TASK STATEMENT: Reproduce the data exactly as given, except for any images.

Records from a data source
+ + +
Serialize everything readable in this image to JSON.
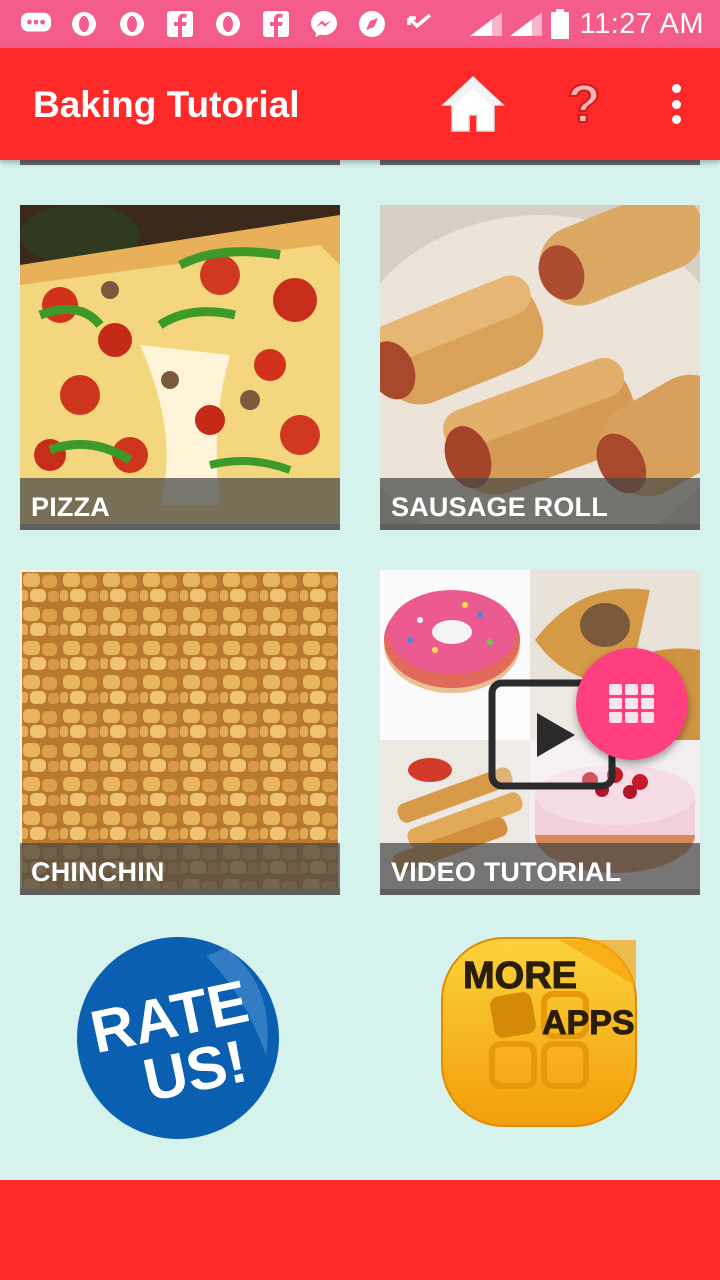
{
  "status_bar": {
    "time": "11:27 AM",
    "icons": [
      "message-icon",
      "opera-icon",
      "opera-icon",
      "facebook-icon",
      "opera-icon",
      "facebook-icon",
      "messenger-icon",
      "compass-icon",
      "missed-call-icon",
      "signal-icon",
      "signal-icon",
      "battery-icon"
    ]
  },
  "app_bar": {
    "title": "Baking Tutorial",
    "actions": [
      "home-icon",
      "help-icon",
      "overflow-menu-icon"
    ],
    "help_label": "?"
  },
  "tiles": [
    {
      "label": "PIZZA",
      "image": "pizza-photo"
    },
    {
      "label": "SAUSAGE ROLL",
      "image": "sausage-roll-photo"
    },
    {
      "label": "CHINCHIN",
      "image": "chinchin-photo"
    },
    {
      "label": "VIDEO TUTORIAL",
      "image": "video-tutorial-photo"
    }
  ],
  "fab": {
    "icon": "grid-icon"
  },
  "rate_us": {
    "line1": "RATE",
    "line2": "US!"
  },
  "more_apps": {
    "line1": "MORE",
    "line2": "APPS"
  },
  "colors": {
    "status_bar": "#f45c8b",
    "app_bar": "#fe2a2a",
    "background": "#d5f2ec",
    "fab": "#ff3f7f",
    "rate_us": "#0a5fb0",
    "more_apps": "#f5b800"
  }
}
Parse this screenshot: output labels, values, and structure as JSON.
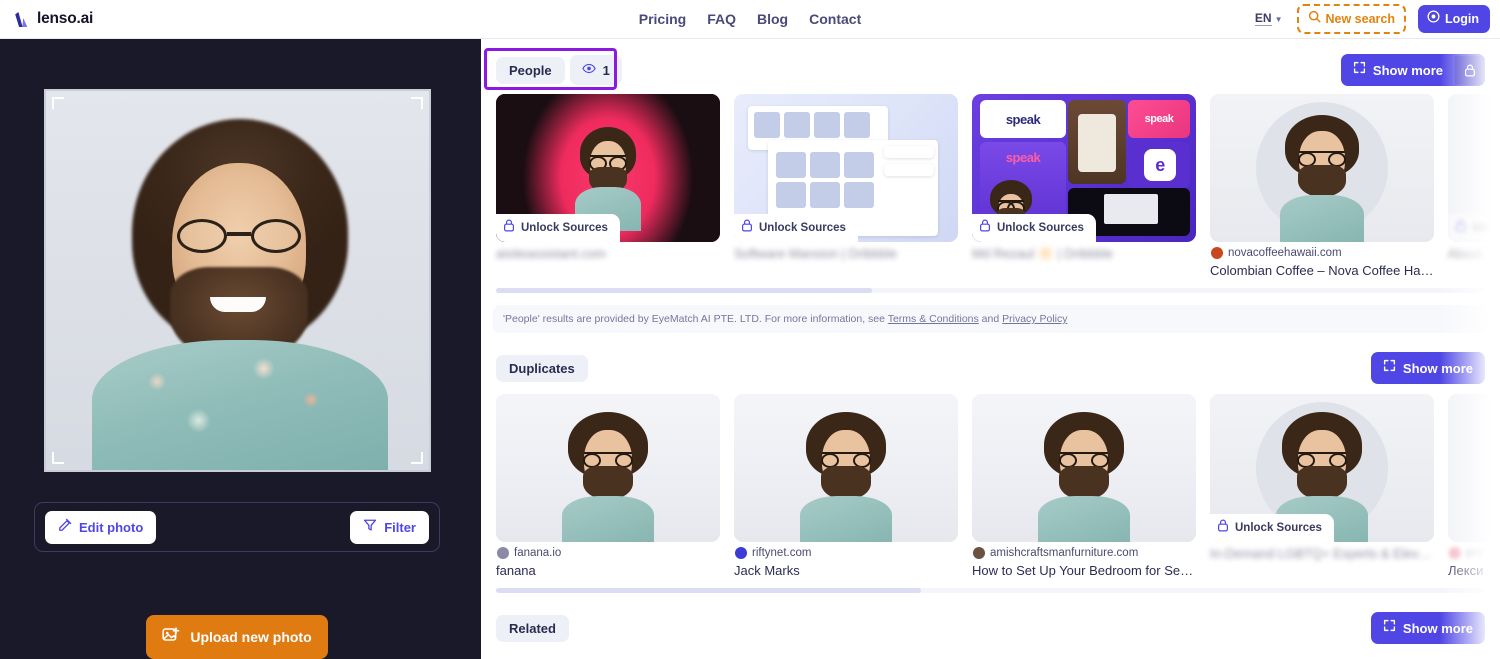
{
  "header": {
    "brand": "lenso.ai",
    "nav": [
      {
        "label": "Pricing"
      },
      {
        "label": "FAQ"
      },
      {
        "label": "Blog"
      },
      {
        "label": "Contact"
      }
    ],
    "language": "EN",
    "new_search_label": "New search",
    "login_label": "Login"
  },
  "sidebar": {
    "edit_photo_label": "Edit photo",
    "filter_label": "Filter",
    "upload_label": "Upload new photo"
  },
  "people_section": {
    "tab_label": "People",
    "view_count": "1",
    "show_more_label": "Show more",
    "disclaimer_prefix": "'People' results are provided by EyeMatch AI PTE. LTD. For more information, see ",
    "disclaimer_link_1": "Terms & Conditions",
    "disclaimer_mid": " and ",
    "disclaimer_link_2": "Privacy Policy",
    "scroll_percent": 38,
    "cards": [
      {
        "locked": true,
        "unlock_label": "Unlock Sources",
        "domain": "",
        "title": "aisiteassistant.com",
        "art": "pink"
      },
      {
        "locked": true,
        "unlock_label": "Unlock Sources",
        "domain": "",
        "title": "Software Mansion | Dribbble",
        "art": "ui"
      },
      {
        "locked": true,
        "unlock_label": "Unlock Sources",
        "domain": "",
        "title": "Md Rezaul 🔆 | Dribbble",
        "art": "speak"
      },
      {
        "locked": false,
        "unlock_label": "",
        "domain": "novacoffeehawaii.com",
        "title": "Colombian Coffee – Nova Coffee Hawaii",
        "art": "portrait"
      },
      {
        "locked": true,
        "unlock_label": "Unlock Sources",
        "domain": "",
        "title": "About",
        "art": "white"
      }
    ]
  },
  "duplicates_section": {
    "tab_label": "Duplicates",
    "show_more_label": "Show more",
    "scroll_percent": 43,
    "cards": [
      {
        "locked": false,
        "unlock_label": "",
        "domain": "fanana.io",
        "title": "fanana",
        "art": "studio"
      },
      {
        "locked": false,
        "unlock_label": "",
        "domain": "riftynet.com",
        "title": "Jack Marks",
        "art": "studio"
      },
      {
        "locked": false,
        "unlock_label": "",
        "domain": "amishcraftsmanfurniture.com",
        "title": "How to Set Up Your Bedroom for Serenit...",
        "art": "studio"
      },
      {
        "locked": true,
        "unlock_label": "Unlock Sources",
        "domain": "",
        "title": "In-Demand LGBTQ+ Experts & Elevated S...",
        "art": "portrait"
      },
      {
        "locked": false,
        "unlock_label": "",
        "domain": "pro",
        "title": "Лекси",
        "art": "white"
      }
    ]
  },
  "related_section": {
    "tab_label": "Related",
    "show_more_label": "Show more"
  },
  "colors": {
    "accent": "#4f46e5",
    "orange": "#e07b12",
    "highlight": "#8b19e0",
    "dark_sidebar": "#191929"
  },
  "icons": {
    "search": "search-icon",
    "eye": "eye-icon",
    "lock": "lock-icon",
    "expand": "expand-icon",
    "pencil": "pencil-icon",
    "funnel": "funnel-icon",
    "image_plus": "image-plus-icon",
    "user_circle": "user-circle-icon",
    "chevron_down": "chevron-down-icon"
  }
}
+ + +
YOUR SOLUTION:
Serialize everything readable in this image to JSON.
{
  "status_bar": {
    "time": "11:27 AM",
    "icons": [
      "message-icon",
      "opera-icon",
      "opera-icon",
      "facebook-icon",
      "opera-icon",
      "facebook-icon",
      "messenger-icon",
      "compass-icon",
      "missed-call-icon",
      "signal-icon",
      "signal-icon",
      "battery-icon"
    ]
  },
  "app_bar": {
    "title": "Baking Tutorial",
    "actions": [
      "home-icon",
      "help-icon",
      "overflow-menu-icon"
    ],
    "help_label": "?"
  },
  "tiles": [
    {
      "label": "PIZZA",
      "image": "pizza-photo"
    },
    {
      "label": "SAUSAGE ROLL",
      "image": "sausage-roll-photo"
    },
    {
      "label": "CHINCHIN",
      "image": "chinchin-photo"
    },
    {
      "label": "VIDEO TUTORIAL",
      "image": "video-tutorial-photo"
    }
  ],
  "fab": {
    "icon": "grid-icon"
  },
  "rate_us": {
    "line1": "RATE",
    "line2": "US!"
  },
  "more_apps": {
    "line1": "MORE",
    "line2": "APPS"
  },
  "colors": {
    "status_bar": "#f45c8b",
    "app_bar": "#fe2a2a",
    "background": "#d5f2ec",
    "fab": "#ff3f7f",
    "rate_us": "#0a5fb0",
    "more_apps": "#f5b800"
  }
}
Parse this screenshot: output labels, values, and structure as JSON.
{
  "header": {
    "brand": "lenso.ai",
    "nav": [
      {
        "label": "Pricing"
      },
      {
        "label": "FAQ"
      },
      {
        "label": "Blog"
      },
      {
        "label": "Contact"
      }
    ],
    "language": "EN",
    "new_search_label": "New search",
    "login_label": "Login"
  },
  "sidebar": {
    "edit_photo_label": "Edit photo",
    "filter_label": "Filter",
    "upload_label": "Upload new photo"
  },
  "people_section": {
    "tab_label": "People",
    "view_count": "1",
    "show_more_label": "Show more",
    "disclaimer_prefix": "'People' results are provided by EyeMatch AI PTE. LTD. For more information, see ",
    "disclaimer_link_1": "Terms & Conditions",
    "disclaimer_mid": " and ",
    "disclaimer_link_2": "Privacy Policy",
    "scroll_percent": 38,
    "cards": [
      {
        "locked": true,
        "unlock_label": "Unlock Sources",
        "domain": "",
        "title": "aisiteassistant.com",
        "art": "pink"
      },
      {
        "locked": true,
        "unlock_label": "Unlock Sources",
        "domain": "",
        "title": "Software Mansion | Dribbble",
        "art": "ui"
      },
      {
        "locked": true,
        "unlock_label": "Unlock Sources",
        "domain": "",
        "title": "Md Rezaul 🔆 | Dribbble",
        "art": "speak"
      },
      {
        "locked": false,
        "unlock_label": "",
        "domain": "novacoffeehawaii.com",
        "title": "Colombian Coffee – Nova Coffee Hawaii",
        "art": "portrait"
      },
      {
        "locked": true,
        "unlock_label": "Unlock Sources",
        "domain": "",
        "title": "About",
        "art": "white"
      }
    ]
  },
  "duplicates_section": {
    "tab_label": "Duplicates",
    "show_more_label": "Show more",
    "scroll_percent": 43,
    "cards": [
      {
        "locked": false,
        "unlock_label": "",
        "domain": "fanana.io",
        "title": "fanana",
        "art": "studio"
      },
      {
        "locked": false,
        "unlock_label": "",
        "domain": "riftynet.com",
        "title": "Jack Marks",
        "art": "studio"
      },
      {
        "locked": false,
        "unlock_label": "",
        "domain": "amishcraftsmanfurniture.com",
        "title": "How to Set Up Your Bedroom for Serenit...",
        "art": "studio"
      },
      {
        "locked": true,
        "unlock_label": "Unlock Sources",
        "domain": "",
        "title": "In-Demand LGBTQ+ Experts & Elevated S...",
        "art": "portrait"
      },
      {
        "locked": false,
        "unlock_label": "",
        "domain": "pro",
        "title": "Лекси",
        "art": "white"
      }
    ]
  },
  "related_section": {
    "tab_label": "Related",
    "show_more_label": "Show more"
  },
  "colors": {
    "accent": "#4f46e5",
    "orange": "#e07b12",
    "highlight": "#8b19e0",
    "dark_sidebar": "#191929"
  },
  "icons": {
    "search": "search-icon",
    "eye": "eye-icon",
    "lock": "lock-icon",
    "expand": "expand-icon",
    "pencil": "pencil-icon",
    "funnel": "funnel-icon",
    "image_plus": "image-plus-icon",
    "user_circle": "user-circle-icon",
    "chevron_down": "chevron-down-icon"
  }
}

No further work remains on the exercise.